Traveling has many benefits. It is a great opportunity to disconnect from daily routine, widen our perspective by getting to know new cultures. People who travel a lot start to embrace changes, easily overcome their problems and get many new ideas. While many people share the same travel experiences, you still can make it unique for yourself.

Start a travel journal

Keep your ideas, impressions in one place. Feel free to write whatever pops into your head. Smells, sights, sounds, taste, human interactions. You will see stuff you never noticed before.

Put the phone away

Be present in the moment when you travel. Observe it all with your own eyes. Snapchatting and Instagramming is good, but do it later.

Watch life happen in front of you

Sit in a park or in a street café and watch people. This way you will feel the pulse of the place you’re visiting.

Try local dishes

To taste the country’s culture, try local cuisine. Forget about popular food chains for a while.

Hire a local driver

Hiring a local driver has a huge benefit. You will gather a lot of new information about the culture and customs of the country while on the road.

Meet local people

Learn from those who live in the country you’re visiting. Even if that means to combine gestures and body language to communicate.

Try new things

Break out of your comfort zone. Challenge yourself.
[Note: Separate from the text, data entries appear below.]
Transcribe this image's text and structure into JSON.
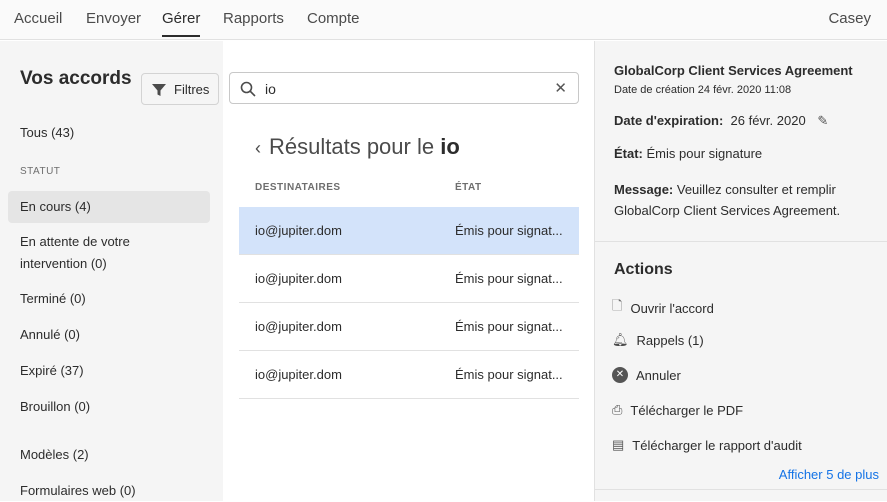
{
  "nav": {
    "items": [
      "Accueil",
      "Envoyer",
      "Gérer",
      "Rapports",
      "Compte"
    ],
    "active": "Gérer",
    "user": "Casey"
  },
  "sidebar": {
    "title": "Vos accords",
    "filter_label": "Filtres",
    "all": "Tous (43)",
    "status_header": "STATUT",
    "items": [
      "En cours (4)",
      "En attente de votre intervention (0)",
      "Terminé (0)",
      "Annulé (0)",
      "Expiré (37)",
      "Brouillon (0)"
    ],
    "templates": "Modèles (2)",
    "webforms": "Formulaires web (0)"
  },
  "search": {
    "value": "io"
  },
  "results": {
    "prefix": "Résultats pour le",
    "query": "io",
    "headers": [
      "DESTINATAIRES",
      "ÉTAT"
    ],
    "rows": [
      {
        "recipient": "io@jupiter.dom",
        "state": "Émis pour signat..."
      },
      {
        "recipient": "io@jupiter.dom",
        "state": "Émis pour signat..."
      },
      {
        "recipient": "io@jupiter.dom",
        "state": "Émis pour signat..."
      },
      {
        "recipient": "io@jupiter.dom",
        "state": "Émis pour signat..."
      }
    ]
  },
  "detail": {
    "name": "GlobalCorp Client Services Agreement",
    "created": "Date de création 24 févr. 2020 11:08",
    "exp_label": "Date d'expiration:",
    "exp_value": "26 févr. 2020",
    "state_label": "État:",
    "state_value": "Émis pour signature",
    "msg_label": "Message:",
    "msg_value": "Veuillez consulter et remplir GlobalCorp Client Services Agreement."
  },
  "actions": {
    "title": "Actions",
    "items": [
      "Ouvrir l'accord",
      "Rappels (1)",
      "Annuler",
      "Télécharger le PDF",
      "Télécharger le rapport d'audit"
    ],
    "more": "Afficher 5 de plus"
  },
  "colors": {
    "accent": "#1473e6",
    "selected_row": "#d3e3fa"
  }
}
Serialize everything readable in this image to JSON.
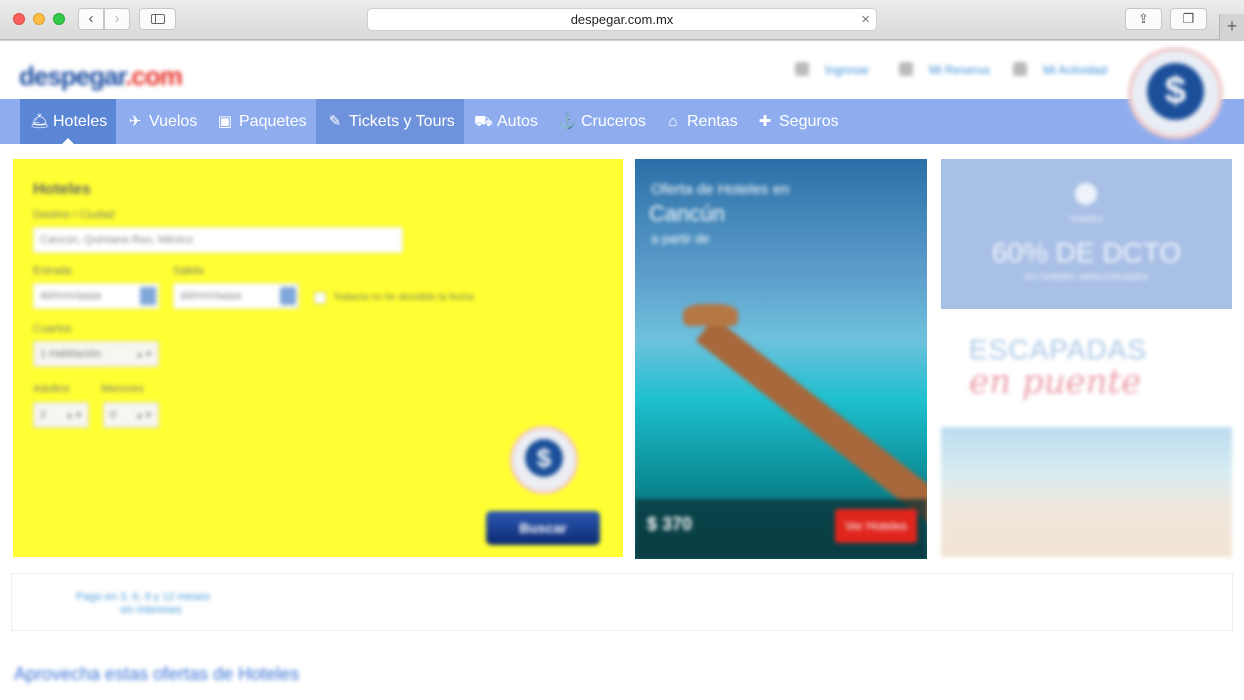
{
  "browser": {
    "url": "despegar.com.mx",
    "back_glyph": "‹",
    "forward_glyph": "›",
    "clear_glyph": "×",
    "share_glyph": "⇪",
    "tabs_glyph": "❐",
    "newtab_glyph": "+"
  },
  "header": {
    "logo_main": "despegar",
    "logo_dotcom": ".com",
    "links": [
      "Ingresar",
      "Mi Reserva",
      "Mi Actividad"
    ]
  },
  "nav": {
    "items": [
      {
        "label": "Hoteles",
        "icon": "bell-icon"
      },
      {
        "label": "Vuelos",
        "icon": "plane-icon"
      },
      {
        "label": "Paquetes",
        "icon": "suitcase-icon"
      },
      {
        "label": "Tickets y Tours",
        "icon": "ticket-icon"
      },
      {
        "label": "Autos",
        "icon": "car-icon"
      },
      {
        "label": "Cruceros",
        "icon": "ship-icon"
      },
      {
        "label": "Rentas",
        "icon": "house-icon"
      },
      {
        "label": "Seguros",
        "icon": "medkit-icon"
      }
    ]
  },
  "search": {
    "title": "Hoteles",
    "destination_label": "Destino / Ciudad",
    "destination_value": "Cancún, Quintana Roo, México",
    "checkin_label": "Entrada",
    "checkin_placeholder": "dd/mm/aaaa",
    "checkout_label": "Salida",
    "checkout_placeholder": "dd/mm/aaaa",
    "no_dates_label": "Todavía no he decidido la fecha",
    "rooms_label": "Cuartos",
    "rooms_value": "1 Habitación",
    "adults_label": "Adultos",
    "adults_value": "2",
    "minors_label": "Menores",
    "minors_value": "0",
    "badge_symbol": "$",
    "submit_label": "Buscar"
  },
  "promos": {
    "cancun": {
      "line1": "Oferta de Hoteles en",
      "line2": "Cancún",
      "line3": "a partir de",
      "price": "$ 370",
      "cta": "Ver Hoteles"
    },
    "discount": {
      "subtitle": "Hoteles",
      "headline": "60% DE DCTO",
      "detail": "en hoteles seleccionados"
    },
    "escapadas": {
      "title": "ESCAPADAS",
      "subtitle": "en puente"
    }
  },
  "pagination": {
    "line1": "Pago en 3, 6, 9 y 12 meses",
    "line2": "sin intereses"
  },
  "offers_title": "Aprovecha estas ofertas de Hoteles",
  "corner_badge_symbol": "$"
}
Remember, we are all sharing this beautiful world. What matters is that everybody is curious about it and it is a wonderful thing. Regardless of what you choose, be a tourist or a traveler, or both of them – just make sure your trip is memorable.